8.06.2009

Wednesday Walkthrough . . . sterilizing

Recently one of my friends posted as their status: "Are u kidding? @ the entrance of the super market. What a great idea, lets wipe our hands with TOXIC Clorox bleach!"

Her first comment underneath was "'TOXIC' that sounds slightly dramatic..."

But is it? Clorox bleach wipes have always made me leery for a couple of reasons:

1) You can smell them from far away (even if they're tightly sealed in their container), and when you smell them up close, you tend to cough and choke involuntarily because the fragrance is so strong.
2) The smell doesn't go away for a long time after you use them. If my body's natural reaction is to eject those smells out of my body, I take that as a warning sign that I should stay away.

With that said, let's take a stroll through your sanitation and sterilization procedures...this will be a two-part journey.

Today, Clorox wipes. . .and the other wipes offered for you to clean your grocery carts, your desks, your counters, etc. My first google of "Clorox wipes toxic" brought up this report about household cleaners. The fact that it was done in Europe (where the toxicity standards are a lot higher than America, hence their toys are safer for your kids) doesn't surprise me. The findings are startling. You can read the entire report here, or I'll bullet point some of the more alarming stats below:

* The report examined three leading products: Clorox wipes, Pledge, and Lysol Disinfecting Spray.
* When the VOC's (Volatile Organic Compounds) were tested (keep in mind that anything above 500 is concern especially to those with sensitivities), Pledge registered at 273 ppb, Clorox at 1,000 ppb, and Lysol was 1,200 parts per million which means it was 1,000 times stronger than Clorox wipes--and we're using this to spray and "clean" our children's toys and play area?!
* Testing is going on now to determine the effect of these compounds in the workplace, and preliminary studies show that pregnant women are not only putting their own bodies at risk but also their babies'. Current findings are linking exposure to these chemicals with affecting the vision of their developing babies. (Compounds absorbed in the mother's body is transfered to the baby via the umbilical cord.)
* Clorox wipes had two primary hazardous ingredients: dimethyl benzyl ammonia chloride and dimethyl ethylbenzyl ammonia chloride--both are pesticides!
* Ingredients for Clorox wipes directly from their home page:

Water
Substrate
Isopropyl alcohol
Alkyl dimethyl benzyl ammonium chloride
Alkyl dimethyl ethylbenzyl ammonium chloride
Alkyl polyglucoside
Disodium EDTA
Fragrance
Preservative
Propylene glycol propyl ether
* Pledge doesn't list its ingredients, but one researcher found that some of the ingredients are sillicones, butane gas and propane.

I know at my local Whole Foods, they offer a wipe for cleaning off your shopping cart, but I haven't read the label yet to see what exactly I would be wiping on my cart. Please, do your research before trusting a label simply because it's on the shelf (and many think that therefore it must have been tested for safety).

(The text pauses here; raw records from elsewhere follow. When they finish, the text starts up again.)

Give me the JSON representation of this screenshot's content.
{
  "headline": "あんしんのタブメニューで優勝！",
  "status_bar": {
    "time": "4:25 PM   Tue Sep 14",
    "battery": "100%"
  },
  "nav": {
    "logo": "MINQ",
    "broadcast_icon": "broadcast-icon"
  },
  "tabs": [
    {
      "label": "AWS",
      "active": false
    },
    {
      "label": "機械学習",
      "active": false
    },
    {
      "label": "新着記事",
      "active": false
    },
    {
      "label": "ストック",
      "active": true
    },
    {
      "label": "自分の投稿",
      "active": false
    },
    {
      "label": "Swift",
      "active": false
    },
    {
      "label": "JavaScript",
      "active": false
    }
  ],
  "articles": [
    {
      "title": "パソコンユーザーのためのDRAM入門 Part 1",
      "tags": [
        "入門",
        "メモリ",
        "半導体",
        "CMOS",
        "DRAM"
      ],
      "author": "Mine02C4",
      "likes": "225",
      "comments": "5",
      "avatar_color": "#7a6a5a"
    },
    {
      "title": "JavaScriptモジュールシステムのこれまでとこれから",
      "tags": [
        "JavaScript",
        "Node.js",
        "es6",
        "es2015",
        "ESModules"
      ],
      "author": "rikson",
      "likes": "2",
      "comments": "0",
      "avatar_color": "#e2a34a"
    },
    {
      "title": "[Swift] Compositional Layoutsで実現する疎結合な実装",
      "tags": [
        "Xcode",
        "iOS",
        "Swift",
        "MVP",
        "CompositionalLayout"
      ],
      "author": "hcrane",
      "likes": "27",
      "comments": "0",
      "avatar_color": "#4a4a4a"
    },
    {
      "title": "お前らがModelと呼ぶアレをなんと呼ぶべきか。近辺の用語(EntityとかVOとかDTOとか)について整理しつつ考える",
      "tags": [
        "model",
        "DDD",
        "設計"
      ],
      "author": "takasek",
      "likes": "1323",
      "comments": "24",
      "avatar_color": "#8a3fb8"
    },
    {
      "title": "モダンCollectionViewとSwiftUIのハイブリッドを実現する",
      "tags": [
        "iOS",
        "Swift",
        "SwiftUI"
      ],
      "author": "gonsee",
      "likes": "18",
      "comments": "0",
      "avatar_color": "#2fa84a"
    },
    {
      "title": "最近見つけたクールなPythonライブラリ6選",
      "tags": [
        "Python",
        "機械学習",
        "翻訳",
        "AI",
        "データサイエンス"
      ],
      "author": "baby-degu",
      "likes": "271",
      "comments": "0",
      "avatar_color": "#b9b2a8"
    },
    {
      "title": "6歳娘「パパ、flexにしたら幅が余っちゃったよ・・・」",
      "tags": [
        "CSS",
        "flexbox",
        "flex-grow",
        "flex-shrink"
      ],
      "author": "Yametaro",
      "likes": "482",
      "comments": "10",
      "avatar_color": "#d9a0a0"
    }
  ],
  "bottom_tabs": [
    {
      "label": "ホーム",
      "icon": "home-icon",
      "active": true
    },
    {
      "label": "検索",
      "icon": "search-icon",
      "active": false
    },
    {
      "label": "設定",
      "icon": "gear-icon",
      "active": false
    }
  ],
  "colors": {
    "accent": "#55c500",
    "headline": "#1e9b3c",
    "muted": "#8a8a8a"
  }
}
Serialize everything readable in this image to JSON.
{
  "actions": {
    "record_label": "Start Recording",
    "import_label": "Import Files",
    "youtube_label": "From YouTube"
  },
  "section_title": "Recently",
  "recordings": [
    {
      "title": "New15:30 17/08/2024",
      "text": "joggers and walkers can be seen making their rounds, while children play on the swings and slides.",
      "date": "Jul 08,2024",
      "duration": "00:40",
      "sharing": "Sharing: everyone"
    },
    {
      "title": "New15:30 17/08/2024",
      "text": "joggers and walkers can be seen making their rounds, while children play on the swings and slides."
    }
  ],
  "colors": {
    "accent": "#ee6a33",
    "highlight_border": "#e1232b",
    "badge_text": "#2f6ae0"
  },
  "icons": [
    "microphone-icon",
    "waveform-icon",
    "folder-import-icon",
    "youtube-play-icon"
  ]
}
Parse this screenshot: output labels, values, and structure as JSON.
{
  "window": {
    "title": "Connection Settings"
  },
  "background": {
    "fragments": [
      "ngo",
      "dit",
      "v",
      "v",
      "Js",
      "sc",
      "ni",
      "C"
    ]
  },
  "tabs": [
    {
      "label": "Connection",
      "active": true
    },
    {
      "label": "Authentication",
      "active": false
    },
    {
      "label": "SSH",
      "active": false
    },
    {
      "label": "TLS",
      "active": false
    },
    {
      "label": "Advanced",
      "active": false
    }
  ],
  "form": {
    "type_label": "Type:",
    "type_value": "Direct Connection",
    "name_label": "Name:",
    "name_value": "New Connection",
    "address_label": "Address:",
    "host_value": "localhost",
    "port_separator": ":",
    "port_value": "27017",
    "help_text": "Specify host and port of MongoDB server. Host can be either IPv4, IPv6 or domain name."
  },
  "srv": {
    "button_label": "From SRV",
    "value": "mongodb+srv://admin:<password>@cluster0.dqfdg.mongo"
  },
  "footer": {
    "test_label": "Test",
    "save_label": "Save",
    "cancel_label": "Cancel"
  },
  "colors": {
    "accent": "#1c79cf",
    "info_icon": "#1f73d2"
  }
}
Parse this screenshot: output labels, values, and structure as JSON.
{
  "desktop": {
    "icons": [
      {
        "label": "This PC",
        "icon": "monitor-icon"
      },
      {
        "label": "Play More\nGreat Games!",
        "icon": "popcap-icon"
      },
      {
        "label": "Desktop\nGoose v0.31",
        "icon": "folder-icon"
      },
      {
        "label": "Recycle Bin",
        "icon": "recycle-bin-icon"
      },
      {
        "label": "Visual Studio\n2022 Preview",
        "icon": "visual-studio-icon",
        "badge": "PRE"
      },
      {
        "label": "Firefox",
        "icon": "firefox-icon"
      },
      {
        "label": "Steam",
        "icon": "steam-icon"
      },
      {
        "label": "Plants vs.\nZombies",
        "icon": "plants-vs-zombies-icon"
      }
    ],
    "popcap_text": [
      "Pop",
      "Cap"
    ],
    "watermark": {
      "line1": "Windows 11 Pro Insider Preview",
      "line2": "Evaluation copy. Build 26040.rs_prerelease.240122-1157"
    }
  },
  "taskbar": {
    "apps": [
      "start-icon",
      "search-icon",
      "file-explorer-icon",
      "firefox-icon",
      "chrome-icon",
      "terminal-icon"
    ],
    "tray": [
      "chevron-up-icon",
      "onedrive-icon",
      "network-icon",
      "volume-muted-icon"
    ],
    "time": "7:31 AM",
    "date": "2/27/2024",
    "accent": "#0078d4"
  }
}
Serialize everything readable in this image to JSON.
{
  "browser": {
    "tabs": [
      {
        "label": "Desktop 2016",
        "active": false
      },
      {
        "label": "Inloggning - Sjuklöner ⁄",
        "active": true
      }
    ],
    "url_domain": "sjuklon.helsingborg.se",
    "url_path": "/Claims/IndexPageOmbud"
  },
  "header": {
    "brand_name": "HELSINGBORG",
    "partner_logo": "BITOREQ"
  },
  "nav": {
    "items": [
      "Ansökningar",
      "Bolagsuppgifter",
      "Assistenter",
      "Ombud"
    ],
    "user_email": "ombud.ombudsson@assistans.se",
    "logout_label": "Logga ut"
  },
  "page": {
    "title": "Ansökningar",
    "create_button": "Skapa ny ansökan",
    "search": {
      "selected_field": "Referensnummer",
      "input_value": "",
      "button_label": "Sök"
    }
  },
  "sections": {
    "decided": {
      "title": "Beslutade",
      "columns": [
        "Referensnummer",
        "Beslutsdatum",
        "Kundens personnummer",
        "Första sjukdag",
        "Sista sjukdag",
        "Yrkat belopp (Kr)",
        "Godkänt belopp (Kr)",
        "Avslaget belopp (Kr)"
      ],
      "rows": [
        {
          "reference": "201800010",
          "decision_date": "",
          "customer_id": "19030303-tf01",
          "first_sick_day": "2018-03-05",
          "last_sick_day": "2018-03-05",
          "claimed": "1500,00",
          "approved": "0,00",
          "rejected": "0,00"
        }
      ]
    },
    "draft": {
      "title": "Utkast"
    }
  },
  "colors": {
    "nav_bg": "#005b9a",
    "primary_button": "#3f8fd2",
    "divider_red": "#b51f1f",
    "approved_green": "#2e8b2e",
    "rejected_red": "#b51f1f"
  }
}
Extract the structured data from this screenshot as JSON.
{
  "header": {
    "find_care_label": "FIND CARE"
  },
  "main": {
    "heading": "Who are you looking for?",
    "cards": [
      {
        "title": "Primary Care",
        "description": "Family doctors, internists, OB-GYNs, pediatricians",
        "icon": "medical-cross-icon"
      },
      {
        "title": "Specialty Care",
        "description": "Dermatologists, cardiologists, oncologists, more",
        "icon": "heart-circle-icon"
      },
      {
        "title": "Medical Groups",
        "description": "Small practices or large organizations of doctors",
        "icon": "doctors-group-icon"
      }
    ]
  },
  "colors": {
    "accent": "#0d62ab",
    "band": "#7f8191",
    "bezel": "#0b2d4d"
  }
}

There are many, many safe cleaning options to replace your Clorox wipes. This article has comprehensive list of cleaning solutions for all areas in your home. The daily green is also a good source for alternative solutions.

Which cleaners have you found that cause you to cough and choke if you get too close and inhale a little too deeply?

3 comments:

Joy said...

I don't have one to mention that makes me choke. But I just wanted to mention that I like method cleaning products.

Sarah said...

I would have to say most "regular" product do for me, if I am close enough to them/breathe enough of them. I like to use hydrogen peroxide and vinegar to sterilize - spray a little peroxide on your cutting board and watch it go to work:) I am still looking for a good (and practical) alternative to bleach for the very few things that I still use it for - any suggestions? (I use it occasionally on my worn ceramic kitchen sink and I find that most good alternatives are just really DIFFERENT chemicals, not necessarily "better".) Just a note: When using bleach use cold water only - using hot water will cause the chlorine to quickly evaporate, meaning you really are just breathing it in instead of cleaning with it!

Melissa at perryjayne.etsy.com said...

I really like to clean with vinegar/water. I use it on my counter tops and floors. The smell is gone by the time the water evaporates. It works and it's CHEAP.
But I HAVE to use comet on my sink to know I've killed the germs and bleached the stains. As for shopping carts. I'd rather deal with a little "toxic" cleaning product than the the Cold and Flu germs that are for sure there.